He motioned for me to sit down with a pleading smile. His girlfriend’s eyes begged, “Please sit down.” Accepting myself as a white-haired elder who couldn’t convince them weeping was a good thing, I sat. Tears kept coming as we drove toward the park.
Others peered into my face with concern. “I’m OK,” I mouthed looking at them through wet eyes, smiling and bringing my hands together in prayer position over my heart. “I’m happy.”
If it hadn’t been noisy and crowded, I could have explained my complicated feelings. I was happy to be there. After having a feverish flu the week before, that wasn’t a given. At the same time, I ached for the suffering of this beautiful earth, for her swimming, winged, and crawling creatures, for the displaced and hopeless, for humans, ancient trees, and clear water. My heart longed for a positive future that felt a little closer because we’d gathered together to demand justice and equality.
As speeches blared over the PA system, I watched signs and searched for friends. Everyone was hungry for connections. Old connections. New connections. A sense of community.
“I’ll hold my sign high,” I wrote in a text to close friends who had driven separately. “The one with the Goddess’s hands holding the earth. Maybe you’ll see it.”
From behind, someone yelled my name. They’d seen the sign and joined Roger, Jane, and me for the march. I fell in love with so many signs, especially one that said “The Estrogen Empire Strikes Back.”
I thought about how estrogen works with oxytocin to soften our hearts toward the suffering of others. To make us long for touch, bonding, and affection. To encourage us to care for and protect each other. To build community and human family.
I was moved by young woman with pink-hatted babies. I was moved by elders who came in wheelchairs and walkers.

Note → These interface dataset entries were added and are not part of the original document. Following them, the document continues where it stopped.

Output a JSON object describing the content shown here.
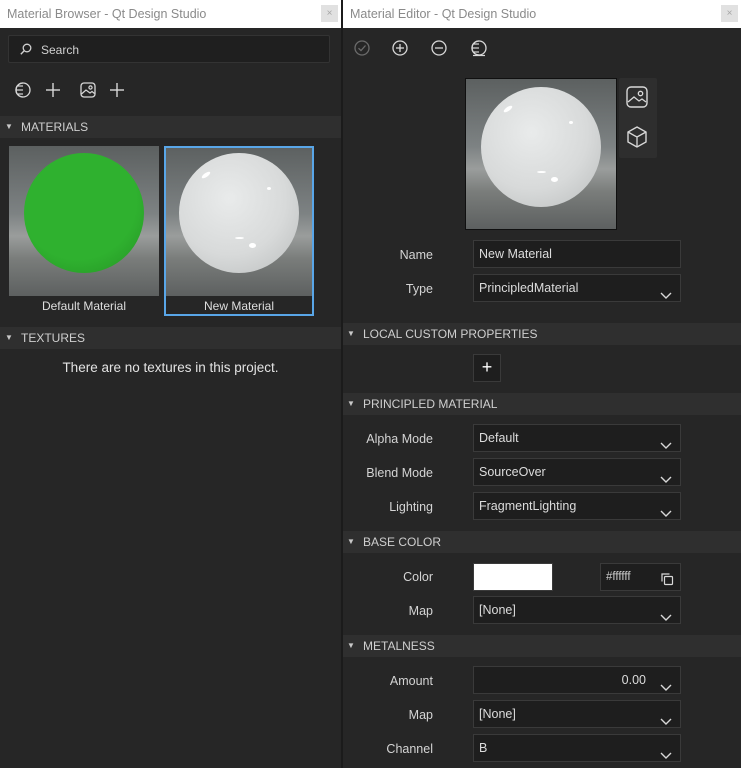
{
  "browser": {
    "title": "Material Browser - Qt Design Studio",
    "close_label": "×",
    "search_placeholder": "Search",
    "materials_section": "MATERIALS",
    "materials": [
      {
        "name": "Default Material",
        "color": "#2fb12f"
      },
      {
        "name": "New Material",
        "color": "#dcdede"
      }
    ],
    "textures_section": "TEXTURES",
    "textures_empty": "There are no textures in this project."
  },
  "editor": {
    "title": "Material Editor - Qt Design Studio",
    "close_label": "×",
    "name_label": "Name",
    "name_value": "New Material",
    "type_label": "Type",
    "type_value": "PrincipledMaterial",
    "local_custom_section": "LOCAL CUSTOM PROPERTIES",
    "add_property_label": "+",
    "principled_section": "PRINCIPLED MATERIAL",
    "alpha_mode_label": "Alpha Mode",
    "alpha_mode_value": "Default",
    "blend_mode_label": "Blend Mode",
    "blend_mode_value": "SourceOver",
    "lighting_label": "Lighting",
    "lighting_value": "FragmentLighting",
    "base_color_section": "BASE COLOR",
    "color_label": "Color",
    "color_hex": "#ffffff",
    "base_map_label": "Map",
    "base_map_value": "[None]",
    "metalness_section": "METALNESS",
    "amount_label": "Amount",
    "amount_value": "0.00",
    "metal_map_label": "Map",
    "metal_map_value": "[None]",
    "channel_label": "Channel",
    "channel_value": "B"
  },
  "colors": {
    "selection": "#59a6e8",
    "panel": "#262626",
    "section": "#2f2f2f"
  }
}
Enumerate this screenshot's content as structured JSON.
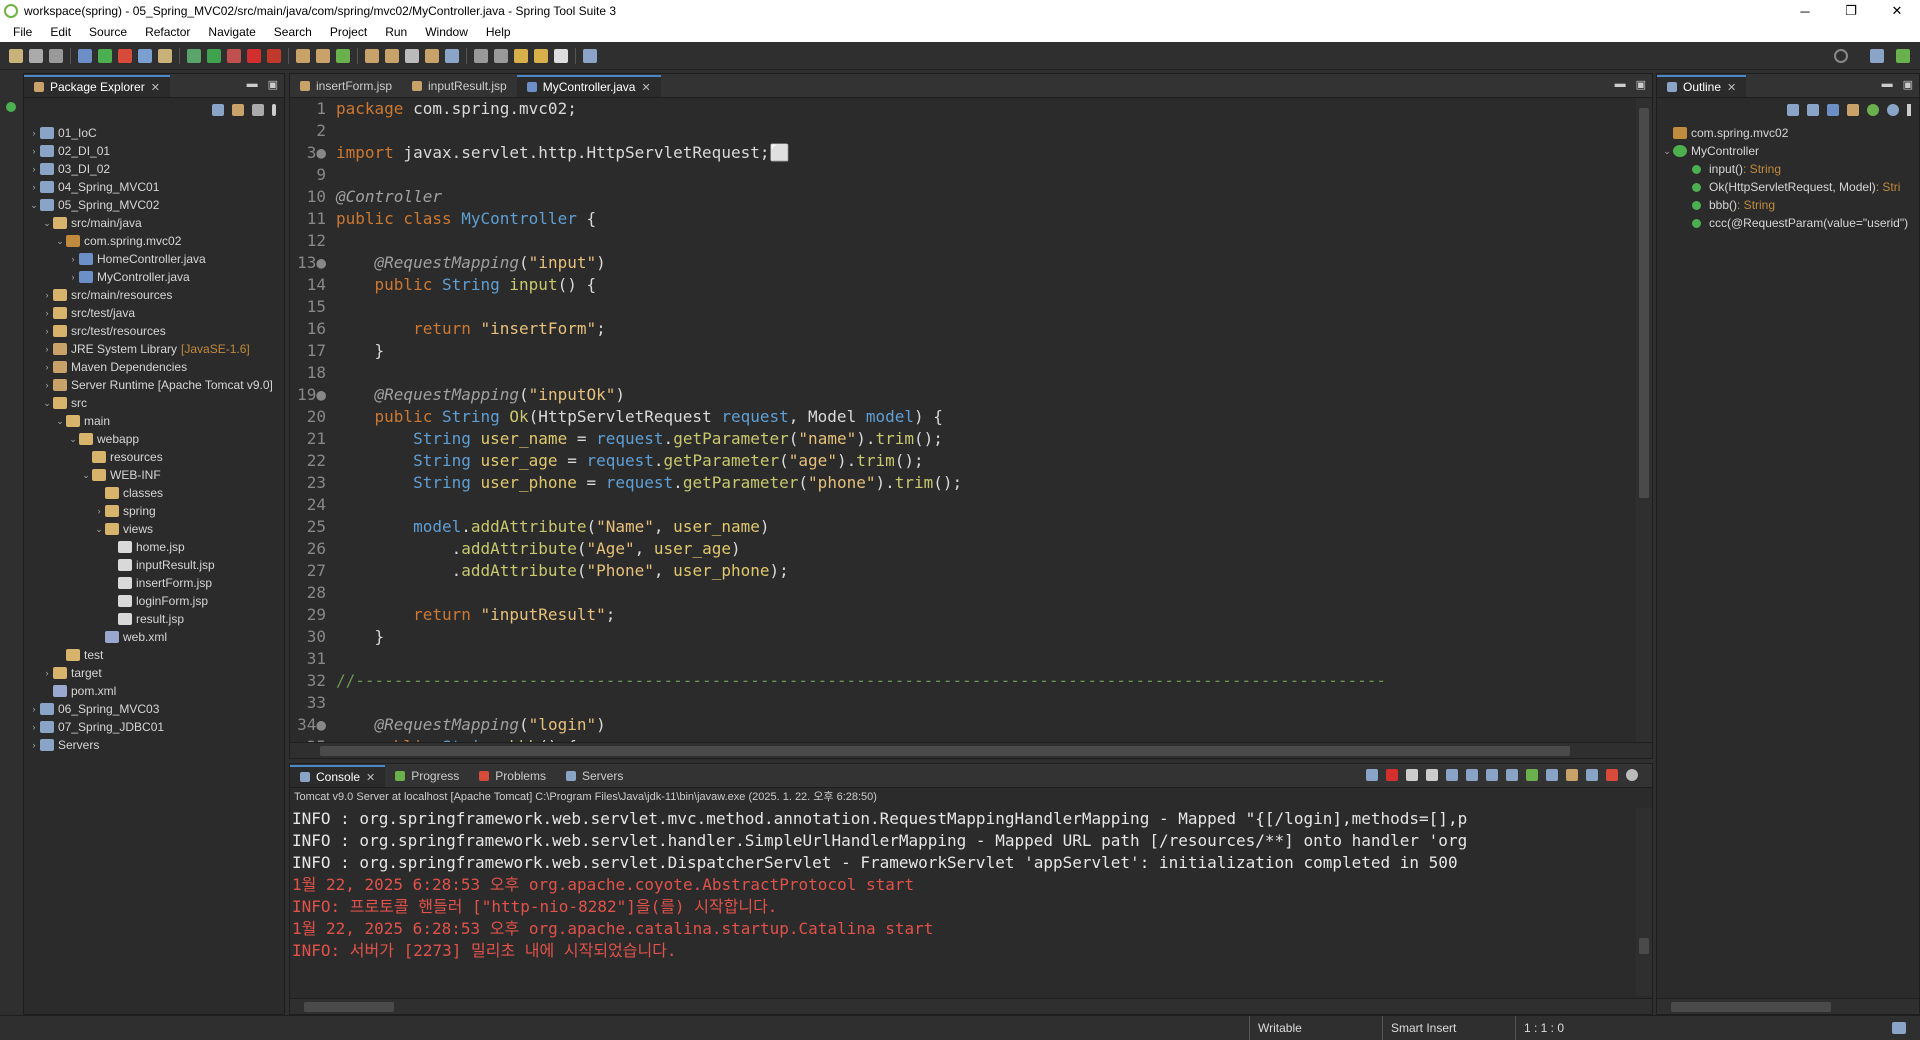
{
  "window": {
    "title": "workspace(spring) - 05_Spring_MVC02/src/main/java/com/spring/mvc02/MyController.java - Spring Tool Suite 3",
    "controls": [
      "─",
      "❐",
      "✕"
    ]
  },
  "menu": [
    "File",
    "Edit",
    "Source",
    "Refactor",
    "Navigate",
    "Search",
    "Project",
    "Run",
    "Window",
    "Help"
  ],
  "package_explorer": {
    "tab": "Package Explorer",
    "tree": [
      {
        "label": "01_IoC",
        "depth": 0,
        "arrow": "›",
        "color": "#8aa4c8"
      },
      {
        "label": "02_DI_01",
        "depth": 0,
        "arrow": "›",
        "color": "#8aa4c8"
      },
      {
        "label": "03_DI_02",
        "depth": 0,
        "arrow": "›",
        "color": "#8aa4c8"
      },
      {
        "label": "04_Spring_MVC01",
        "depth": 0,
        "arrow": "›",
        "color": "#8aa4c8"
      },
      {
        "label": "05_Spring_MVC02",
        "depth": 0,
        "arrow": "⌄",
        "color": "#8aa4c8"
      },
      {
        "label": "src/main/java",
        "depth": 1,
        "arrow": "⌄",
        "color": "#d7b36b"
      },
      {
        "label": "com.spring.mvc02",
        "depth": 2,
        "arrow": "⌄",
        "color": "#c08b3e"
      },
      {
        "label": "HomeController.java",
        "depth": 3,
        "arrow": "›",
        "color": "#6d8fc7"
      },
      {
        "label": "MyController.java",
        "depth": 3,
        "arrow": "›",
        "color": "#6d8fc7"
      },
      {
        "label": "src/main/resources",
        "depth": 1,
        "arrow": "›",
        "color": "#d7b36b"
      },
      {
        "label": "src/test/java",
        "depth": 1,
        "arrow": "›",
        "color": "#d7b36b"
      },
      {
        "label": "src/test/resources",
        "depth": 1,
        "arrow": "›",
        "color": "#d7b36b"
      },
      {
        "label": "JRE System Library",
        "deco": "[JavaSE-1.6]",
        "depth": 1,
        "arrow": "›",
        "color": "#c9a26a"
      },
      {
        "label": "Maven Dependencies",
        "depth": 1,
        "arrow": "›",
        "color": "#c9a26a"
      },
      {
        "label": "Server Runtime [Apache Tomcat v9.0]",
        "depth": 1,
        "arrow": "›",
        "color": "#c9a26a"
      },
      {
        "label": "src",
        "depth": 1,
        "arrow": "⌄",
        "color": "#d7b36b"
      },
      {
        "label": "main",
        "depth": 2,
        "arrow": "⌄",
        "color": "#d7b36b"
      },
      {
        "label": "webapp",
        "depth": 3,
        "arrow": "⌄",
        "color": "#d7b36b"
      },
      {
        "label": "resources",
        "depth": 4,
        "arrow": "",
        "color": "#d7b36b"
      },
      {
        "label": "WEB-INF",
        "depth": 4,
        "arrow": "⌄",
        "color": "#d7b36b"
      },
      {
        "label": "classes",
        "depth": 5,
        "arrow": "",
        "color": "#d7b36b"
      },
      {
        "label": "spring",
        "depth": 5,
        "arrow": "›",
        "color": "#d7b36b"
      },
      {
        "label": "views",
        "depth": 5,
        "arrow": "⌄",
        "color": "#d7b36b"
      },
      {
        "label": "home.jsp",
        "depth": 6,
        "arrow": "",
        "color": "#d9d9d9"
      },
      {
        "label": "inputResult.jsp",
        "depth": 6,
        "arrow": "",
        "color": "#d9d9d9"
      },
      {
        "label": "insertForm.jsp",
        "depth": 6,
        "arrow": "",
        "color": "#d9d9d9"
      },
      {
        "label": "loginForm.jsp",
        "depth": 6,
        "arrow": "",
        "color": "#d9d9d9"
      },
      {
        "label": "result.jsp",
        "depth": 6,
        "arrow": "",
        "color": "#d9d9d9"
      },
      {
        "label": "web.xml",
        "depth": 5,
        "arrow": "",
        "color": "#9aa7d0"
      },
      {
        "label": "test",
        "depth": 2,
        "arrow": "",
        "color": "#d7b36b"
      },
      {
        "label": "target",
        "depth": 1,
        "arrow": "›",
        "color": "#d7b36b"
      },
      {
        "label": "pom.xml",
        "depth": 1,
        "arrow": "",
        "color": "#9aa7d0"
      },
      {
        "label": "06_Spring_MVC03",
        "depth": 0,
        "arrow": "›",
        "color": "#8aa4c8"
      },
      {
        "label": "07_Spring_JDBC01",
        "depth": 0,
        "arrow": "›",
        "color": "#8aa4c8"
      },
      {
        "label": "Servers",
        "depth": 0,
        "arrow": "›",
        "color": "#8aa4c8"
      }
    ]
  },
  "editor": {
    "tabs": [
      {
        "label": "insertForm.jsp",
        "active": false
      },
      {
        "label": "inputResult.jsp",
        "active": false
      },
      {
        "label": "MyController.java",
        "active": true
      }
    ],
    "lines": [
      {
        "n": "1",
        "html": "<span class=\"kw\">package</span> com.spring.mvc02;"
      },
      {
        "n": "2",
        "html": ""
      },
      {
        "n": "3●",
        "html": "<span class=\"kw\">import</span> javax.servlet.http.HttpServletRequest;⬜"
      },
      {
        "n": "9",
        "html": ""
      },
      {
        "n": "10",
        "html": "<span class=\"ann\">@Controller</span>"
      },
      {
        "n": "11",
        "html": "<span class=\"kw\">public class</span> <span class=\"typ\">MyController</span> {"
      },
      {
        "n": "12",
        "html": ""
      },
      {
        "n": "13●",
        "html": "    <span class=\"ann\">@RequestMapping</span>(<span class=\"str\">\"input\"</span>)"
      },
      {
        "n": "14",
        "html": "    <span class=\"kw\">public</span> <span class=\"typ\">String</span> <span class=\"mth\">input</span>() {"
      },
      {
        "n": "15",
        "html": ""
      },
      {
        "n": "16",
        "html": "        <span class=\"kw\">return</span> <span class=\"str\">\"insertForm\"</span>;"
      },
      {
        "n": "17",
        "html": "    }"
      },
      {
        "n": "18",
        "html": ""
      },
      {
        "n": "19●",
        "html": "    <span class=\"ann\">@RequestMapping</span>(<span class=\"str\">\"inputOk\"</span>)"
      },
      {
        "n": "20",
        "html": "    <span class=\"kw\">public</span> <span class=\"typ\">String</span> <span class=\"mth\">Ok</span>(HttpServletRequest <span class=\"typ\">request</span>, Model <span class=\"typ\">model</span>) {"
      },
      {
        "n": "21",
        "html": "        <span class=\"typ\">String</span> <span class=\"var\">user_name</span> = <span class=\"typ\">request</span>.<span class=\"mth\">getParameter</span>(<span class=\"str\">\"name\"</span>).<span class=\"mth\">trim</span>();"
      },
      {
        "n": "22",
        "html": "        <span class=\"typ\">String</span> <span class=\"var\">user_age</span> = <span class=\"typ\">request</span>.<span class=\"mth\">getParameter</span>(<span class=\"str\">\"age\"</span>).<span class=\"mth\">trim</span>();"
      },
      {
        "n": "23",
        "html": "        <span class=\"typ\">String</span> <span class=\"var\">user_phone</span> = <span class=\"typ\">request</span>.<span class=\"mth\">getParameter</span>(<span class=\"str\">\"phone\"</span>).<span class=\"mth\">trim</span>();"
      },
      {
        "n": "24",
        "html": ""
      },
      {
        "n": "25",
        "html": "        <span class=\"typ\">model</span>.<span class=\"mth\">addAttribute</span>(<span class=\"str\">\"Name\"</span>, <span class=\"var\">user_name</span>)"
      },
      {
        "n": "26",
        "html": "            .<span class=\"mth\">addAttribute</span>(<span class=\"str\">\"Age\"</span>, <span class=\"var\">user_age</span>)"
      },
      {
        "n": "27",
        "html": "            .<span class=\"mth\">addAttribute</span>(<span class=\"str\">\"Phone\"</span>, <span class=\"var\">user_phone</span>);"
      },
      {
        "n": "28",
        "html": ""
      },
      {
        "n": "29",
        "html": "        <span class=\"kw\">return</span> <span class=\"str\">\"inputResult\"</span>;"
      },
      {
        "n": "30",
        "html": "    }"
      },
      {
        "n": "31",
        "html": ""
      },
      {
        "n": "32",
        "html": "<span class=\"cmt\">//-----------------------------------------------------------------------------------------------------------</span>"
      },
      {
        "n": "33",
        "html": ""
      },
      {
        "n": "34●",
        "html": "    <span class=\"ann\">@RequestMapping</span>(<span class=\"str\">\"login\"</span>)"
      },
      {
        "n": "35",
        "html": "    <span class=\"kw\">public</span> <span class=\"typ\">String</span> <span class=\"mth\">bbb</span>() {"
      }
    ]
  },
  "console": {
    "tabs": [
      {
        "label": "Console",
        "active": true
      },
      {
        "label": "Progress",
        "active": false
      },
      {
        "label": "Problems",
        "active": false
      },
      {
        "label": "Servers",
        "active": false
      }
    ],
    "info": "Tomcat v9.0 Server at localhost [Apache Tomcat] C:\\Program Files\\Java\\jdk-11\\bin\\javaw.exe  (2025. 1. 22. 오후 6:28:50)",
    "lines": [
      {
        "text": "INFO : org.springframework.web.servlet.mvc.method.annotation.RequestMappingHandlerMapping - Mapped \"{[/login],methods=[],p",
        "err": false
      },
      {
        "text": "INFO : org.springframework.web.servlet.handler.SimpleUrlHandlerMapping - Mapped URL path [/resources/**] onto handler 'org",
        "err": false
      },
      {
        "text": "INFO : org.springframework.web.servlet.DispatcherServlet - FrameworkServlet 'appServlet': initialization completed in 500",
        "err": false
      },
      {
        "text": "1월 22, 2025 6:28:53 오후 org.apache.coyote.AbstractProtocol start",
        "err": true
      },
      {
        "text": "INFO: 프로토콜 핸들러 [\"http-nio-8282\"]을(를) 시작합니다.",
        "err": true
      },
      {
        "text": "1월 22, 2025 6:28:53 오후 org.apache.catalina.startup.Catalina start",
        "err": true
      },
      {
        "text": "INFO: 서버가 [2273] 밀리초 내에 시작되었습니다.",
        "err": true
      }
    ]
  },
  "outline": {
    "tab": "Outline",
    "items": [
      {
        "label": "com.spring.mvc02",
        "depth": 0,
        "kind": "package"
      },
      {
        "label": "MyController",
        "depth": 0,
        "kind": "class"
      },
      {
        "label": "input()",
        "ret": " : String",
        "depth": 1,
        "kind": "method"
      },
      {
        "label": "Ok(HttpServletRequest, Model)",
        "ret": " : Stri",
        "depth": 1,
        "kind": "method"
      },
      {
        "label": "bbb()",
        "ret": " : String",
        "depth": 1,
        "kind": "method"
      },
      {
        "label": "ccc(@RequestParam(value=\"userid\")",
        "ret": "",
        "depth": 1,
        "kind": "method"
      }
    ]
  },
  "status": {
    "writable": "Writable",
    "insert_mode": "Smart Insert",
    "position": "1 : 1 : 0"
  }
}
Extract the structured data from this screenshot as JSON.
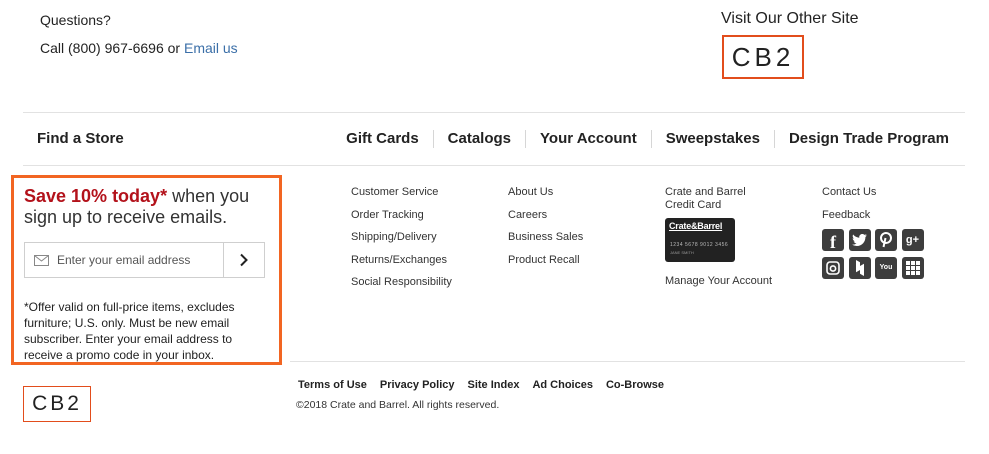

I was moved by men who weren’t afraid of pink and stood with women. (Thank you, Roger.) I was moved by the gentle police officers and how few of them were needed for this gathering of 15,000.
This is how Estrogen strikes back—with hope, hugs, and concern for the suffering of others.
As we hiked back to the car after the march, my friend heard someone yell from a gas station, “You’re a bunch of weirdos.” I remembered being a weirdo for standing against the Vietnam War and, years later, for supporting our national forest from development. I remembered being a weirdo for opposing gas storage near Seneca Lake, for standing against nuclear war and for universal health care, and for believing that everyone should have a vote, healthy food, and education.
With gratitude to Seneca Falls, for hosting this large gathering. Did you take part in a march near you? What was your experience like? Or did you see marches on the evening news? Do peaceful protests give you hope for our future? To read about traveling to Washington, DC on Jan. 20, 2017, see Giving Hope a Seat between Anxiety and Grief: Women’s March on Washington.
For a moving video about the march in Seneca Falls from FingerLakes1.com see Women’s March, Sights, Sounds, and People from Saturay’s Historic Event in Seneca Falls.